5) For anybody in the publishing industry (Theodore Savas immediately comes to mind if you are reading) please feel free to comment on how you feel this will affect you.

Monday, July 5, 2010

Civil War Graves Online Database

I received this interesting link today through a genealogy blog I read. The SUVCW has created a great database containing information on the final resting places of both Union and Confederate soldiers. As noted the Union listings are more complete but Confederate information is being actively solicited. This should be a of great value for anybody researching family. The additional information provided is also a help for any researcher of Civil War soldiers. Visit the database directly by clicking here.

Sunday, July 4, 2010

Book Review--So You Think You Know Gettysburg

Gindlesperger, James and Suzanne. So You Think You Know Gettysburg: The Stories Behind the Monuments and the Men Who Fought One of America's Most Epic Battles. John F. Blair Publisher, Winston-Salem, N.C. 2010. 188 pages, index, maps, color photos. 

By no means do I think I know Gettysburg and this book proved it. That I have an interest in Gettysburg? Yes. Do I know more about the battle than most? Probably. Can I recommend this book? Yes with small reservations. 

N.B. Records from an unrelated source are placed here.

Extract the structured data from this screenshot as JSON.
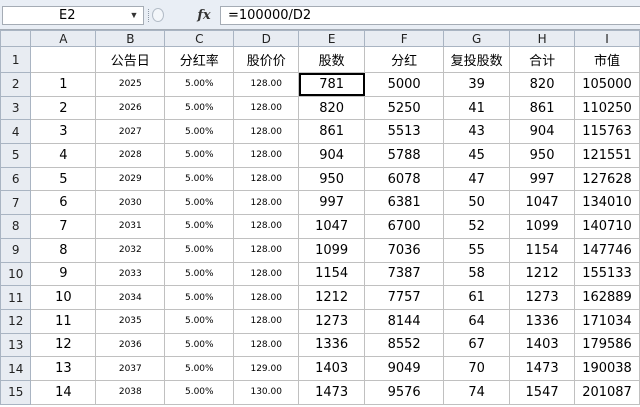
{
  "formula_bar": {
    "name_box": "E2",
    "fx_label": "fx",
    "formula": "=100000/D2"
  },
  "columns": [
    "A",
    "B",
    "C",
    "D",
    "E",
    "F",
    "G",
    "H",
    "I"
  ],
  "row_numbers": [
    "1",
    "2",
    "3",
    "4",
    "5",
    "6",
    "7",
    "8",
    "9",
    "10",
    "11",
    "12",
    "13",
    "14",
    "15"
  ],
  "header_row": [
    "",
    "公告日",
    "分红率",
    "股价价",
    "股数",
    "分红",
    "复投股数",
    "合计",
    "市值"
  ],
  "rows": [
    [
      "1",
      "2025",
      "5.00%",
      "128.00",
      "781",
      "5000",
      "39",
      "820",
      "105000"
    ],
    [
      "2",
      "2026",
      "5.00%",
      "128.00",
      "820",
      "5250",
      "41",
      "861",
      "110250"
    ],
    [
      "3",
      "2027",
      "5.00%",
      "128.00",
      "861",
      "5513",
      "43",
      "904",
      "115763"
    ],
    [
      "4",
      "2028",
      "5.00%",
      "128.00",
      "904",
      "5788",
      "45",
      "950",
      "121551"
    ],
    [
      "5",
      "2029",
      "5.00%",
      "128.00",
      "950",
      "6078",
      "47",
      "997",
      "127628"
    ],
    [
      "6",
      "2030",
      "5.00%",
      "128.00",
      "997",
      "6381",
      "50",
      "1047",
      "134010"
    ],
    [
      "7",
      "2031",
      "5.00%",
      "128.00",
      "1047",
      "6700",
      "52",
      "1099",
      "140710"
    ],
    [
      "8",
      "2032",
      "5.00%",
      "128.00",
      "1099",
      "7036",
      "55",
      "1154",
      "147746"
    ],
    [
      "9",
      "2033",
      "5.00%",
      "128.00",
      "1154",
      "7387",
      "58",
      "1212",
      "155133"
    ],
    [
      "10",
      "2034",
      "5.00%",
      "128.00",
      "1212",
      "7757",
      "61",
      "1273",
      "162889"
    ],
    [
      "11",
      "2035",
      "5.00%",
      "128.00",
      "1273",
      "8144",
      "64",
      "1336",
      "171034"
    ],
    [
      "12",
      "2036",
      "5.00%",
      "128.00",
      "1336",
      "8552",
      "67",
      "1403",
      "179586"
    ],
    [
      "13",
      "2037",
      "5.00%",
      "129.00",
      "1403",
      "9049",
      "70",
      "1473",
      "190038"
    ],
    [
      "14",
      "2038",
      "5.00%",
      "130.00",
      "1473",
      "9576",
      "74",
      "1547",
      "201087"
    ]
  ]
}
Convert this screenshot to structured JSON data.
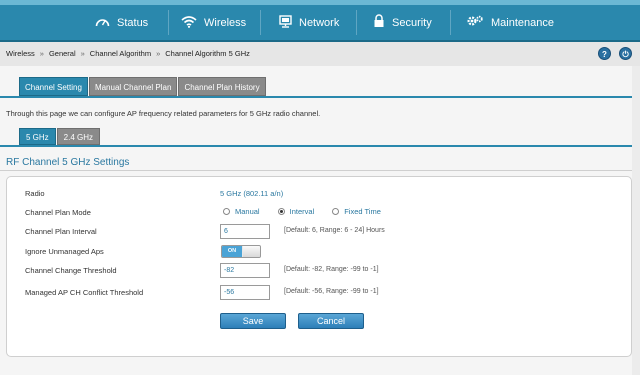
{
  "nav": {
    "items": [
      {
        "label": "Status",
        "icon": "gauge-icon"
      },
      {
        "label": "Wireless",
        "icon": "wifi-icon"
      },
      {
        "label": "Network",
        "icon": "network-icon"
      },
      {
        "label": "Security",
        "icon": "lock-icon"
      },
      {
        "label": "Maintenance",
        "icon": "gear-icon"
      }
    ],
    "active": "Wireless"
  },
  "breadcrumb": [
    "Wireless",
    "General",
    "Channel Algorithm",
    "Channel Algorithm 5 GHz"
  ],
  "breadcrumb_sep": "»",
  "help": {
    "help_label": "?",
    "logout_label": "⏻"
  },
  "tabs": [
    "Channel Setting",
    "Manual Channel Plan",
    "Channel Plan History"
  ],
  "intro": "Through this page we can configure AP frequency related parameters for 5 GHz radio channel.",
  "subtabs": [
    "5 GHz",
    "2.4 GHz"
  ],
  "section_title": "RF Channel 5 GHz Settings",
  "form": {
    "radio": {
      "label": "Radio",
      "value": "5 GHz (802.11 a/n)"
    },
    "plan_mode": {
      "label": "Channel Plan Mode",
      "options": [
        "Manual",
        "Interval",
        "Fixed Time"
      ],
      "selected": "Interval"
    },
    "plan_interval": {
      "label": "Channel Plan Interval",
      "value": "6",
      "hint": "[Default: 6, Range: 6 - 24] Hours"
    },
    "ignore_unmanaged": {
      "label": "Ignore Unmanaged Aps",
      "state": "ON"
    },
    "change_threshold": {
      "label": "Channel Change Threshold",
      "value": "-82",
      "hint": "[Default: -82, Range: -99 to -1]"
    },
    "conflict_threshold": {
      "label": "Managed AP CH Conflict Threshold",
      "value": "-56",
      "hint": "[Default: -56, Range: -99 to -1]"
    }
  },
  "buttons": {
    "save": "Save",
    "cancel": "Cancel"
  },
  "colors": {
    "accent": "#2a88ad",
    "link": "#2a78a0"
  }
}
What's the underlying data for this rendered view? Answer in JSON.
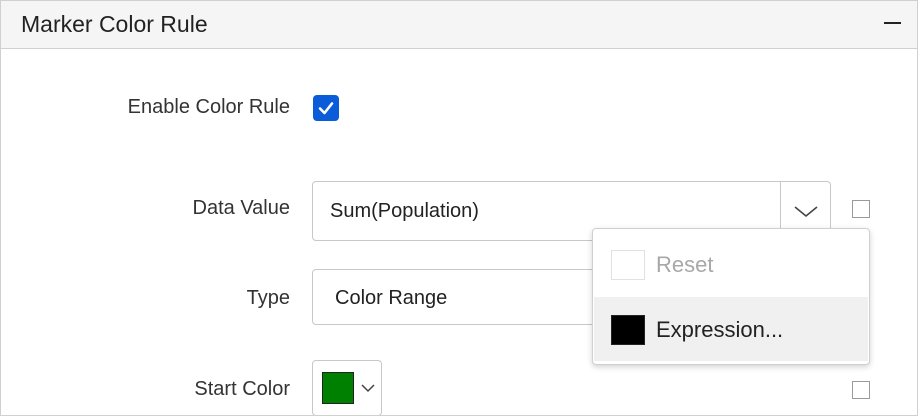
{
  "panel": {
    "title": "Marker Color Rule"
  },
  "fields": {
    "enable_color_rule": {
      "label": "Enable Color Rule",
      "checked": true
    },
    "data_value": {
      "label": "Data Value",
      "value": "Sum(Population)"
    },
    "type": {
      "label": "Type",
      "value": "Color Range"
    },
    "start_color": {
      "label": "Start Color",
      "color": "#008000"
    }
  },
  "context_menu": {
    "items": [
      {
        "label": "Reset",
        "enabled": false
      },
      {
        "label": "Expression...",
        "enabled": true,
        "highlighted": true
      }
    ]
  },
  "colors": {
    "accent": "#0b5cd8",
    "start_color_swatch": "#008000",
    "expression_swatch": "#000000"
  }
}
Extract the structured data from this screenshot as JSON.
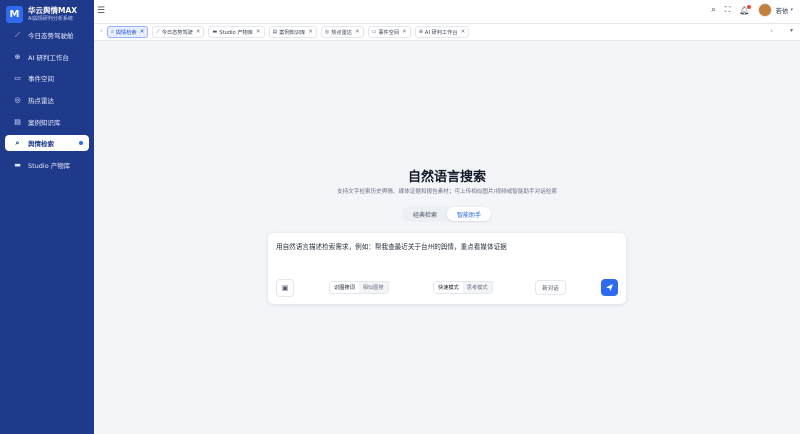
{
  "brand": {
    "logo_letter": "M",
    "name": "华云舆情MAX",
    "subtitle": "AI舆情研判分析系统"
  },
  "sidebar": {
    "items": [
      {
        "label": "今日态势驾驶舱",
        "icon": "trend-chart-icon",
        "glyph": "⟋"
      },
      {
        "label": "AI 研判工作台",
        "icon": "globe-icon",
        "glyph": "⊕"
      },
      {
        "label": "事件空间",
        "icon": "folder-icon",
        "glyph": "▭"
      },
      {
        "label": "热点雷达",
        "icon": "radar-icon",
        "glyph": "◎"
      },
      {
        "label": "案例知识库",
        "icon": "book-icon",
        "glyph": "▤"
      },
      {
        "label": "舆情检索",
        "icon": "search-icon",
        "glyph": "⌕",
        "active": true
      },
      {
        "label": "Studio 产物库",
        "icon": "archive-icon",
        "glyph": "▬"
      }
    ]
  },
  "topbar": {
    "user_name": "若依"
  },
  "tabs": [
    {
      "label": "舆情检索",
      "icon": "search-icon",
      "glyph": "⌕",
      "active": true
    },
    {
      "label": "今日态势驾驶",
      "icon": "trend-chart-icon",
      "glyph": "⟋"
    },
    {
      "label": "Studio 产物库",
      "icon": "archive-icon",
      "glyph": "▬"
    },
    {
      "label": "案例知识库",
      "icon": "book-icon",
      "glyph": "▤"
    },
    {
      "label": "热点雷达",
      "icon": "radar-icon",
      "glyph": "◎"
    },
    {
      "label": "事件空间",
      "icon": "folder-icon",
      "glyph": "▭"
    },
    {
      "label": "AI 研判工作台",
      "icon": "globe-icon",
      "glyph": "⊕"
    }
  ],
  "search": {
    "title": "自然语言搜索",
    "subtitle": "支持文字检索历史舆情、媒体证据和报告素材；可上传相似图片/视频或智能助手对话检索",
    "modes": {
      "classic": "经典检索",
      "assistant": "智能助手",
      "active": "assistant"
    },
    "query": "用自然语言描述检索需求，例如：帮我查最近关于台州的舆情，重点看媒体证据",
    "image_seg": {
      "on": "识图搜词",
      "off": "相似图搜"
    },
    "speed_seg": {
      "on": "快速模式",
      "off": "思考模式"
    },
    "new_chat": "新对话"
  },
  "colors": {
    "sidebar": "#1f3a8a",
    "accent": "#2f6bf0",
    "background": "#f3f5f9"
  }
}
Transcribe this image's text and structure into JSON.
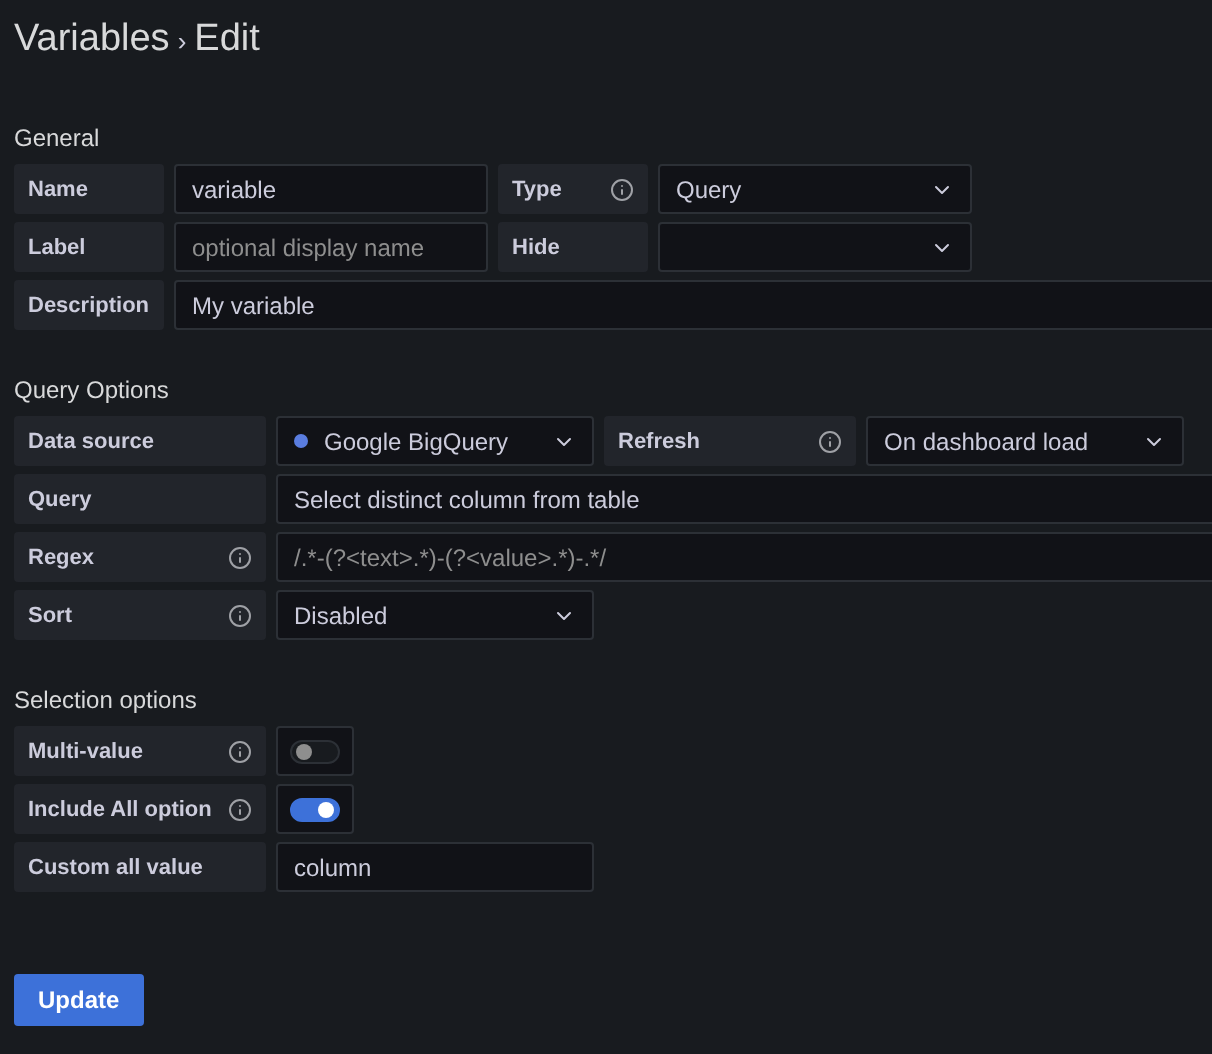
{
  "title": {
    "parent": "Variables",
    "separator": "›",
    "current": "Edit"
  },
  "sections": [
    {
      "heading": "General",
      "rows": [
        [
          {
            "kind": "label",
            "text": "Name",
            "info": false
          },
          {
            "kind": "input",
            "value": "variable"
          },
          {
            "kind": "label",
            "text": "Type",
            "info": true
          },
          {
            "kind": "select",
            "value": "Query"
          }
        ],
        [
          {
            "kind": "label",
            "text": "Label",
            "info": false
          },
          {
            "kind": "input",
            "placeholder": "optional display name"
          },
          {
            "kind": "label",
            "text": "Hide",
            "info": false
          },
          {
            "kind": "select"
          }
        ],
        [
          {
            "kind": "label",
            "text": "Description",
            "info": false
          },
          {
            "kind": "input",
            "value": "My variable"
          }
        ]
      ]
    },
    {
      "heading": "Query Options",
      "rows": [
        [
          {
            "kind": "label",
            "text": "Data source",
            "info": false
          },
          {
            "kind": "select",
            "value": "Google BigQuery",
            "source_dot": true
          },
          {
            "kind": "label",
            "text": "Refresh",
            "info": true
          },
          {
            "kind": "select",
            "value": "On dashboard load"
          }
        ],
        [
          {
            "kind": "label",
            "text": "Query",
            "info": false
          },
          {
            "kind": "input",
            "value": "Select distinct column from table"
          }
        ],
        [
          {
            "kind": "label",
            "text": "Regex",
            "info": true
          },
          {
            "kind": "input",
            "placeholder": "/.*-(?<text>.*)-(?<value>.*)-.*/"
          }
        ],
        [
          {
            "kind": "label",
            "text": "Sort",
            "info": true
          },
          {
            "kind": "select",
            "value": "Disabled"
          }
        ]
      ]
    },
    {
      "heading": "Selection options",
      "rows": [
        [
          {
            "kind": "label",
            "text": "Multi-value",
            "info": true
          },
          {
            "kind": "switch",
            "on": false
          }
        ],
        [
          {
            "kind": "label",
            "text": "Include All option",
            "info": true
          },
          {
            "kind": "switch",
            "on": true
          }
        ],
        [
          {
            "kind": "label",
            "text": "Custom all value",
            "info": false
          },
          {
            "kind": "input",
            "value": "column"
          }
        ]
      ]
    }
  ],
  "update_button": "Update"
}
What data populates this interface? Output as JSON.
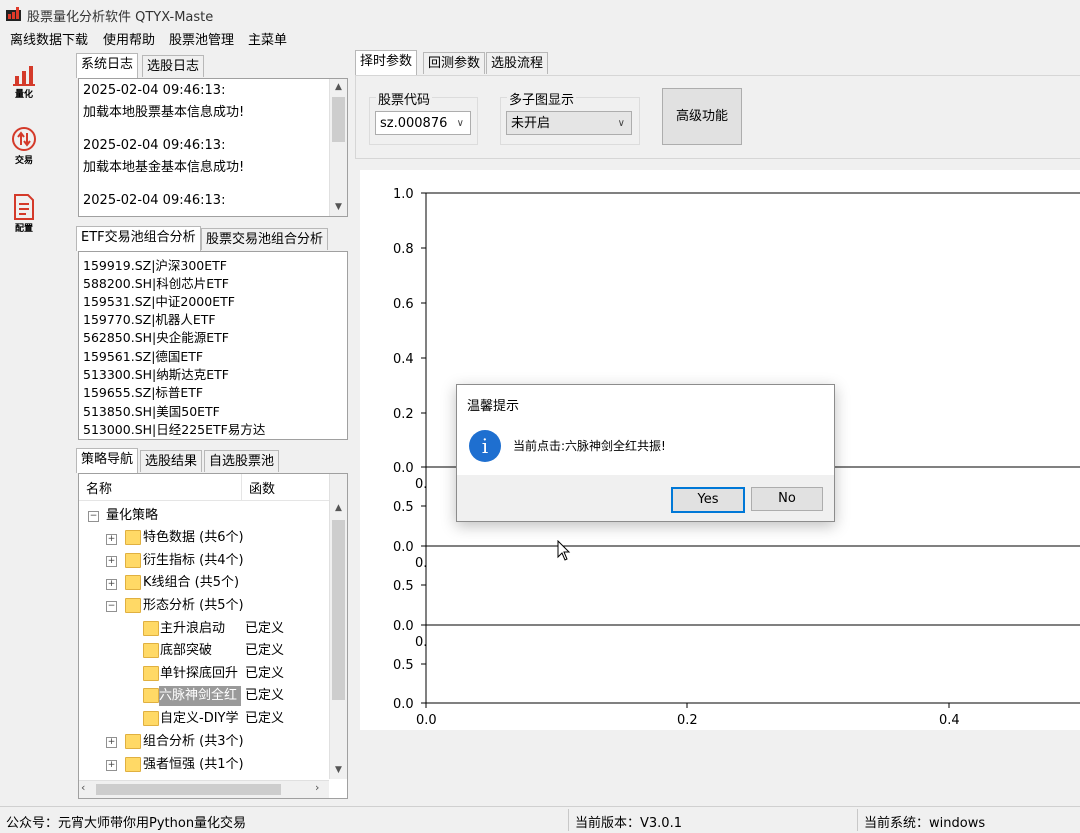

James and Suzanne Gindlesperger are veteran Gettysburg battlefield stompers having been going there for years. Their experience at and knowledge of the park help lead us on a journey both fun and interesting. 

The book is a combination travel guide, history book, and pictorial reference. What you aren't going to find here is a history of the battle. Leave that to others. What you will find here is an interesting guide through the battlefield as told by many of the monuments. The book is broken up into 11 chapters 10 of which contain maps and GPS coordinates. Chapters include McPherson's Ridge and Oak Ridge, In Town, Cemetery Hill, Culp's Hill, West Confederate Ave. North End, West Confederate Ave. South End, High Water Mark, The Wheatfield, Little Round Top and Devil's Den, East Cavalry Battlefield, and a General chapter.  Each chapter hits the high points of the area as shown by monuments. Each monument receives at least one color photo, GPS coordinates, and a brief description. The "General" chapter discusses things such as reenactors, field hospitals, cannons, flank markers, and more. Actually a very valuable chapter and the Gindlespergers make note that if more people would read these type markers they would get more out of their trip.  

The text is well written and edited. The photos, while rather small, help the text considerably. Without them the book would not be the same. Overall a very nice presentation. This is certainly not a book to pick up without some level of  knowledge about the town and battle. I have only been to Gettysburg once for a short visit so my bearings aren't really what they should be for a book like this. If you know nothing of the battle the pictures are nice to look at but the text will be beyond you. Certainly not the book I would use for a first visit. For that pick up J.D. Petruzzi and Steven Stanley's  The Complete Gettysburg Guide. The two books have different audiences however so a comparison is not fair. For the price this is certainly a book that anybody with an interest in the Battle of Gettysburg should consider owning.

So You Think You Know Gettysburg? The Stories behind the Monuments and the Men Who Fought One of America's Most Epic BattlesTHE COMPLETE GETTYSBURG GUIDE: Walking and Driving Tours of the Battlefield, Town, Cemeteries, Field Hospital Sites, and other Topics of Historical Interest